With the ongoing COVID-19 pandemic, even recognized dividend stars have been impacted by the uncertainty. Keep monitoring dividend payments for the stocks in your portfolio, in addition to the stocks you’re considering in the future.
Finding dividend stocks that are right for you
Before investing in any dividend stock, you should practice due diligence to ensure it’s right for your needs. Most dividend investors focus on blue chip stocks with multi-billion dollar market capitalizations.
Evaluating your dividend stock choices
When researching stocks, experienced investors go beyond a company’s dividend policy. They look into key areas that could influence their decision-making.
- A long history of rising dividend payments can be an indicator of a stable corporation. If possible, look back decades over their history of dividend payments. Additionally, you’ll want to know the dividend payout ratio, which determines the company’s total amount of dividends in relation to net income.
- Fiscal strength of a company is often an important consideration when making any investment decision.
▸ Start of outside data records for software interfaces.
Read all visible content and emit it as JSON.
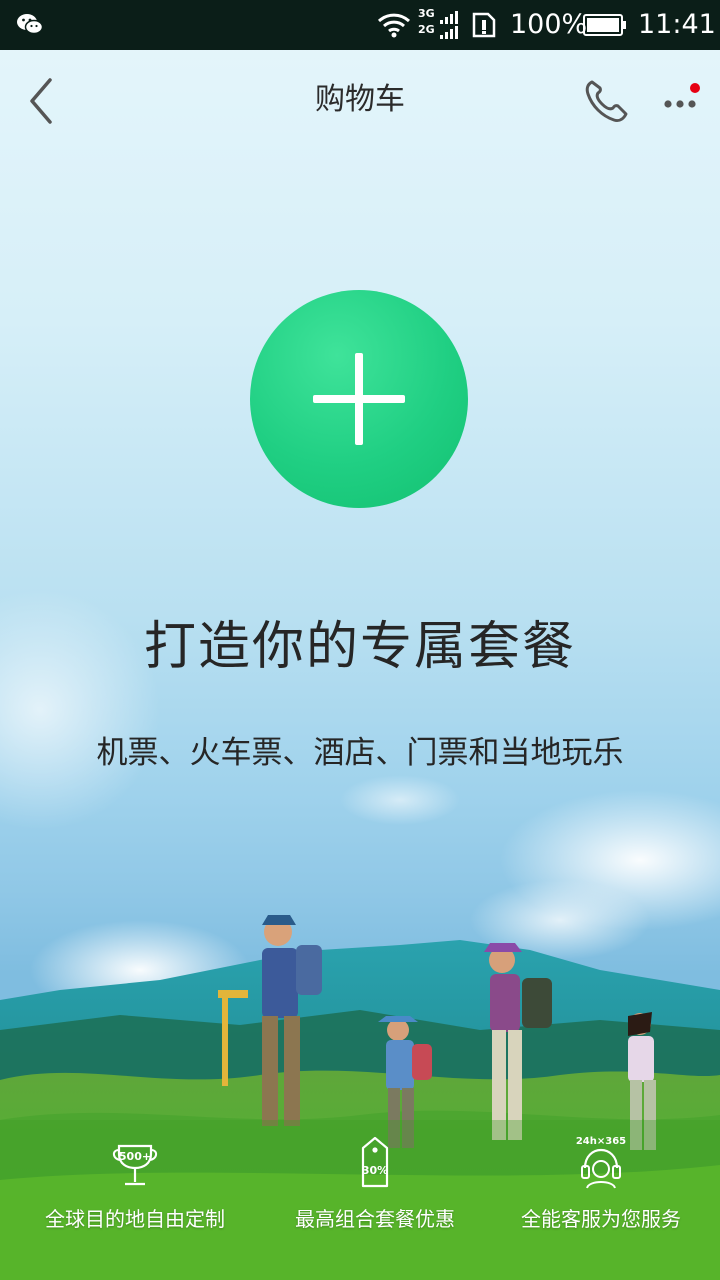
{
  "status_bar": {
    "signal_top": "3G",
    "signal_bottom": "2G",
    "battery": "100%",
    "time": "11:41"
  },
  "nav": {
    "title": "购物车"
  },
  "hero": {
    "headline": "打造你的专属套餐",
    "subline": "机票、火车票、酒店、门票和当地玩乐"
  },
  "features": [
    {
      "icon": "trophy-icon",
      "badge": "500+",
      "label": "全球目的地自由定制"
    },
    {
      "icon": "discount-tag-icon",
      "badge": "30%",
      "label": "最高组合套餐优惠"
    },
    {
      "icon": "customer-service-icon",
      "badge": "24h×365",
      "label": "全能客服为您服务"
    }
  ],
  "colors": {
    "status_bar": "#0b1e18",
    "accent_green": "#20cf83",
    "notification_dot": "#e60012"
  }
}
Common metrics used, although not exhaustive, are the debt ratio and leverage ratios.
- Cash flow that’s reliable and sustainable, rather than erratic, could speak well of a company’s stability and health. Sectors that have historically produced positive cash flow include, but not limited to, financial services, consumer goods and utilities.
- Compare different companies’ price-to-equity (P/E) ratio with the P/E for their sector. (The P/E ratio is calculated by dividing stock price by earning per share.)
- Check sector trends for new and emerging factors that could impact the company’s short-term and long-term ability to pay shareholders steadily rising dividends.
Dividend stocks within sectors
In North America, the following sectors tend to offer more dividend-paying stock options. You’ll find hundreds of possible stocks for your portfolio on major stock exchanges such as the TSX in Canada, and the NYSE and NASDAQ on Wall Street.
- Energy including suppliers of natural gas and crude oil
- Utilities such as electricity, water and natural gas producers
- Consumer goods like food and beverages and household products
- Real estate – commercial and residential, as well as real estate investment trusts (REITS)
- Pharmaceuticals, including prescription drugs
Researching dividend stocks - where to look for the insights you need
Fortunately, with just a little elbow grease, investors can find the information they need to buy dividend stocks with more confidence. Here are sources to consider as you’re researching.
Company annual reports, quarterly statements and balance sheets
You’ll find if the company is profitable and whether its profits are growing, steady or falling. The cash flow statement in particular will show you if the company has the means to cover liabilities and dividend payments to shareholders without issue.
Your brokerage’s research resources
Any brokerage dedicated to empowering their clients’ decision-making will offer an extensive range of analyst reports, research, education and other resources. Check out Scotia iTRADE’s Tools & Research offerings.
Dividend payment histories
Find the number of years that the company has paid dividends, how often dividend payments have risen, and so on. These facts may give you a sense of how serious a company takes dividend growth – and its shareholders. Companies typically include dividend payment history in the “Investor Relations” portion of their website.
A Dividend Reinvestment Plan, as known as a DRIP, enables account holders to automatically reinvest their dividend cash payments (on the dividend payment date) to buy additional shares in the same company. This benefits investors in two powerful ways: compounding interest and dollar-cost averaging.